● **EXERCISE DESCRIPTION**: What is needed is each line of the data below that holds the string "this".

Records from a data collection:
Content starts

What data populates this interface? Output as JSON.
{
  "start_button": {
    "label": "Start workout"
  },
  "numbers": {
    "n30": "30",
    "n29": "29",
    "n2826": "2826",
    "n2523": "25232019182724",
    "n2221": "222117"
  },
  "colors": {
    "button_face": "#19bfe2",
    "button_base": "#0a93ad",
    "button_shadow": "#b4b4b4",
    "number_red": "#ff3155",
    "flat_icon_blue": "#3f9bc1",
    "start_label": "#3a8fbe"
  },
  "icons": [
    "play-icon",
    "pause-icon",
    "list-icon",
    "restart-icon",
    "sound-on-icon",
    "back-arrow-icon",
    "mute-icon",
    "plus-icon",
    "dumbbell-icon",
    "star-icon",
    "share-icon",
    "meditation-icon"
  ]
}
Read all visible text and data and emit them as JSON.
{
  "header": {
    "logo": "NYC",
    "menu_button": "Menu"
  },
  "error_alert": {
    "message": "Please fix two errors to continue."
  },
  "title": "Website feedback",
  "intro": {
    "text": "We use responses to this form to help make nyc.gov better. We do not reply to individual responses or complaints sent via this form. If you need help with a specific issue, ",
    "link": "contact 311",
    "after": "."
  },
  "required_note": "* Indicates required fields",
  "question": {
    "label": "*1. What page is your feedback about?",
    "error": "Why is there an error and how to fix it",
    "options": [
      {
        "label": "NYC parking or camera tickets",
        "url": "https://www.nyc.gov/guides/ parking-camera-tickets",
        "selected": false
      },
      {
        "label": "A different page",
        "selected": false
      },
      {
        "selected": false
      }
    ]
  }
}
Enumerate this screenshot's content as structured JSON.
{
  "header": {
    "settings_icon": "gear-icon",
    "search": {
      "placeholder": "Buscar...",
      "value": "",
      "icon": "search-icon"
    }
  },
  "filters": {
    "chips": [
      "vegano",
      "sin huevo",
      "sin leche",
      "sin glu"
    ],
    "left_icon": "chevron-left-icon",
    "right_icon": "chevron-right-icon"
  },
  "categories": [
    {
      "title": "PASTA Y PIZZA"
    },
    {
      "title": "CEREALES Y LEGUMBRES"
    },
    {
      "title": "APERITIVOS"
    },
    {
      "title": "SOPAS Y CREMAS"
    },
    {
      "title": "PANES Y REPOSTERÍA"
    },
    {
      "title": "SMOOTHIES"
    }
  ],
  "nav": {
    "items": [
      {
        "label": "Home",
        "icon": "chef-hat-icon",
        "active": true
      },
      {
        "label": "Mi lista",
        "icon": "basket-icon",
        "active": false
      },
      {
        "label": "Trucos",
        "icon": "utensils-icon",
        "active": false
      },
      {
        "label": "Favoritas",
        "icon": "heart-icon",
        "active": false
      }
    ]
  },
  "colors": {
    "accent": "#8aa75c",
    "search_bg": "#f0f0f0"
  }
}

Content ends

● **EXERCISE ANSWER**:
What data populates this interface? Output as JSON.
    "text": "We use responses to this form to help make nyc.gov better. We do not reply to individual responses or complaints sent via this form. If you need help with a specific issue, ",
Enumerate this screenshot's content as structured JSON.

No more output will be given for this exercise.